In 2013, the production of steel was lower by 4.9% comparing to 2012 – the production reached the level 8 million tons of steel. Average utilization of the production capacities has also dropped – in 2013 it was 63% and was less by one percentage point comparing to 2012. When it comes to share of Poland in production of steel within the European Union, it did not change and amounted 5%. There were no significant changes in the structure of raw steel production according to grades. The greatest share in production concerned non-alloy steel (93.6%), the least – alloy steel (6.4%) and corrosion resistant steel (0.02%) In case of production of hot rolled steel, the drop was also noticed. In 2013 it amounted 7.4 million tons, i.e. 3.9% less comparing to 2012.

However, share of flat products in the general production of hot rolled products increases. Within this sector, one percentage point growth was noticed, mostly related to bars and strip sheets. The increase was also observed in case of cold rolled flat products, where the production of sheets and cold rolled strips was predominating. There are also optimistic forecasts concerning sales of stainless steel. Within the past two years, this sector suffered from a stagnation mostly related to unfavourable prices. However, the situation started to slowly change and this was manifested by melting almost 40 million tons of stainless steel around the world in 2013. The first months of 2014 have also brought positive changes – only within the first quarter, the value of import reached over 105 thousand tons, and export – 20 thousand tons.

Union funds are the most awaited incentive concerning the growth of the sector in Poland, which in the second half of the year should awaken the investment market. Utilization of new means may however be more difficult comparing to previous programme. Current Union perspective may accelerate not as quickly because it starts under completely different conditions that the first one. Back then, only some local centres were in debt, now there are many of them, and this may hinder implementation of another tasks. Utilization of the Union funds requires significant own expenditures and many communes took loans in order to get funds from the Union within the previous programme.

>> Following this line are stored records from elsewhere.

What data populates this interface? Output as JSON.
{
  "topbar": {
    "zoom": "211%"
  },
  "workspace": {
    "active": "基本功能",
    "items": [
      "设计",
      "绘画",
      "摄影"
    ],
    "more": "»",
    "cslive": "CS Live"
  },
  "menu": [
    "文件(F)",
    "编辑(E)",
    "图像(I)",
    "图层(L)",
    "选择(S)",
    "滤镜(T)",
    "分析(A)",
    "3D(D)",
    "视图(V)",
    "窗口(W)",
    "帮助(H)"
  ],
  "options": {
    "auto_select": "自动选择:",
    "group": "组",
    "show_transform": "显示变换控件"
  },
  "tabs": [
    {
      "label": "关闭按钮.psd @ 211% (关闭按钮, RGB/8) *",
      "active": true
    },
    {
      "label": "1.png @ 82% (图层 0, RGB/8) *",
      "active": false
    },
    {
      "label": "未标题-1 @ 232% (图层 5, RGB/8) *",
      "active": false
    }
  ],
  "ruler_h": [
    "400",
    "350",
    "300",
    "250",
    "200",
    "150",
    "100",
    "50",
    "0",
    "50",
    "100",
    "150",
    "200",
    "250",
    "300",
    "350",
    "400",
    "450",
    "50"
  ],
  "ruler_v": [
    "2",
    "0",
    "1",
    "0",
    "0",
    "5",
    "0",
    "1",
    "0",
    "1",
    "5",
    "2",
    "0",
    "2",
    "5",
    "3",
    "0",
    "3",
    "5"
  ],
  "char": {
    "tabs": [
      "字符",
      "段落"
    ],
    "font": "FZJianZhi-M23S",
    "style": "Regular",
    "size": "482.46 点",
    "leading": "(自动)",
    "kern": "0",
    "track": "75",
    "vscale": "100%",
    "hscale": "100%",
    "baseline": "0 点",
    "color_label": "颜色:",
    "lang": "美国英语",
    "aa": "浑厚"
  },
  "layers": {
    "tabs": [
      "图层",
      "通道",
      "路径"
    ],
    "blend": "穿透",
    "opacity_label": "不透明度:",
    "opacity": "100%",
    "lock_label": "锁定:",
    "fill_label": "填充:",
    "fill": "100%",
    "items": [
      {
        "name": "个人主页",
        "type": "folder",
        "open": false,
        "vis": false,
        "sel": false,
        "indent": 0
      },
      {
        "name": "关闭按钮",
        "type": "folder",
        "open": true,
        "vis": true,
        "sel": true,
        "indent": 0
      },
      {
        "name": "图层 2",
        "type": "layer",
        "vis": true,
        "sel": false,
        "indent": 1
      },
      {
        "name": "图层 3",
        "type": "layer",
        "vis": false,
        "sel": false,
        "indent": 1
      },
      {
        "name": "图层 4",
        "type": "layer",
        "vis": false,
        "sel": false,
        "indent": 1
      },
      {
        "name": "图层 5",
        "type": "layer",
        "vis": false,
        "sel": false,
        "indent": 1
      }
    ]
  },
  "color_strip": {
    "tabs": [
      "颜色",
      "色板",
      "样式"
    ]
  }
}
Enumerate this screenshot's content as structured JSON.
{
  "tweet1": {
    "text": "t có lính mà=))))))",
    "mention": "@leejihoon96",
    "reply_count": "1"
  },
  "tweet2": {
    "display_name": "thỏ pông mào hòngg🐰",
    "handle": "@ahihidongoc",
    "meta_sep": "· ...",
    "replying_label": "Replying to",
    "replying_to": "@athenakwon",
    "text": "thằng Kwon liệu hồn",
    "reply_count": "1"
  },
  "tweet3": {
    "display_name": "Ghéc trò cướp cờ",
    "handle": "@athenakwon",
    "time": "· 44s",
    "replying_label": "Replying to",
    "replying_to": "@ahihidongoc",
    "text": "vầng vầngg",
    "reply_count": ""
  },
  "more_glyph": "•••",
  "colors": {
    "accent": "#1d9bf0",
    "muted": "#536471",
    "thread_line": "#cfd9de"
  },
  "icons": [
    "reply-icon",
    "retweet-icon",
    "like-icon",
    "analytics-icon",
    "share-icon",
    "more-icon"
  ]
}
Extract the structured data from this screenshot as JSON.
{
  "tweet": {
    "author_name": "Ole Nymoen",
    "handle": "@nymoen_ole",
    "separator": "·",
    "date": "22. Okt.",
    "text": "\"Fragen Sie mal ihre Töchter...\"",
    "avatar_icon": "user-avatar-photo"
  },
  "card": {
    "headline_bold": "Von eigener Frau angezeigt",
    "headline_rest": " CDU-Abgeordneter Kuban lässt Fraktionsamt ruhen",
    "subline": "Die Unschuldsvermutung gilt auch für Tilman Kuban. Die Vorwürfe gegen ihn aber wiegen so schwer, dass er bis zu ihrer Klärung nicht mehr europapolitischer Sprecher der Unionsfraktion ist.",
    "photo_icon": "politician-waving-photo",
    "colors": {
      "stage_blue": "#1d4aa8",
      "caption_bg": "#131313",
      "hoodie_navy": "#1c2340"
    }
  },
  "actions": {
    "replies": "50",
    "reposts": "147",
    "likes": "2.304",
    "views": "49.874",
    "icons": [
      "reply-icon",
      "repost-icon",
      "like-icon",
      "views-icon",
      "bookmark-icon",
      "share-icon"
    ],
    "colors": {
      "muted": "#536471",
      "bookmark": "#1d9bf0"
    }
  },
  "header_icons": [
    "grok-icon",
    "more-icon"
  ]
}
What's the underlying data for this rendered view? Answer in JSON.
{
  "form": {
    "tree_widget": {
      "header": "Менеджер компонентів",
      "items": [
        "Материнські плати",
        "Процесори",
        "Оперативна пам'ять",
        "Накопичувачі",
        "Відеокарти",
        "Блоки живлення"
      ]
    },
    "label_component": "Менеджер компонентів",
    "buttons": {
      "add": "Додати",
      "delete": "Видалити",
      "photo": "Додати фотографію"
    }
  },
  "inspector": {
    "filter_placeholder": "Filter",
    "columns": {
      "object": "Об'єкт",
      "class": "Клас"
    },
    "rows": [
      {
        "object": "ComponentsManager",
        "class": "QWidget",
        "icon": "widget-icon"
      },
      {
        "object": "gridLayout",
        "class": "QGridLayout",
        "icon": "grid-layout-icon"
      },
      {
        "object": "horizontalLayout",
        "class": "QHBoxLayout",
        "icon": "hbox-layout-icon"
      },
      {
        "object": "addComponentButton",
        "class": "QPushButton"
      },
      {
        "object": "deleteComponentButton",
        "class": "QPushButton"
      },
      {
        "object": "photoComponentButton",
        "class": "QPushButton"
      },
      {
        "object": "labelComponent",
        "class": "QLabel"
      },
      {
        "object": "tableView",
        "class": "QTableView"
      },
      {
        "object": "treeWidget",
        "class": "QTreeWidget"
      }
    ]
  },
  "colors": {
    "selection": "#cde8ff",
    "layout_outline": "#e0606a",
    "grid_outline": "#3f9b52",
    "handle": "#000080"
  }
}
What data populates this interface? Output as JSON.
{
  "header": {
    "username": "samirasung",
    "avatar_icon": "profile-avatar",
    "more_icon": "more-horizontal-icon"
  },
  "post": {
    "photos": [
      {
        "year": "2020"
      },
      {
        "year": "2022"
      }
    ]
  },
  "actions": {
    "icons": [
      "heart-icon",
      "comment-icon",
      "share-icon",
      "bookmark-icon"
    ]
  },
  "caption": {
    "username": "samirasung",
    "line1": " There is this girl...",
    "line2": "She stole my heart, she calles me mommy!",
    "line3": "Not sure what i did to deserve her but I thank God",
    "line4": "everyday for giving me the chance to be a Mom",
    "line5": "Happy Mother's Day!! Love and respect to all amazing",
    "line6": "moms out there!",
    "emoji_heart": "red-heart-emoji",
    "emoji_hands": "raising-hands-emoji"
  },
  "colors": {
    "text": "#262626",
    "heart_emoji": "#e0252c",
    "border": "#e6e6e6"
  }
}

Steel sector problems

Development of the metallurgical industry in Europe is decelerated, among other things by unfavourable climatic policy of the European Union. The greatest problems are related to emission reduction objectives that are not possible to satisfy and which apply to all member states. In Poland, there are more problems than that, because our metallurgy additionally struggles with non-competitive cost of energy that mostly result from the level of taxes and pseudo-taxes imposed on it. The prices of energy represent hazards because they have major impact on competitiveness. Legal regulations concerning trade are also not beneficial for the steel industry. This is mostly related to using price as the sole criterion within tender procedure, which fact limits competitiveness of companies that guarantee the highest quality of products and satisfaction of the highest quality standards.

These limitations are especially vital in case of specialist products. Advanced rolling technologies, guaranteeing stability of alloys and the performed quality tests often raise the production costs by even 30% comparing to cheaper products from outside Europe.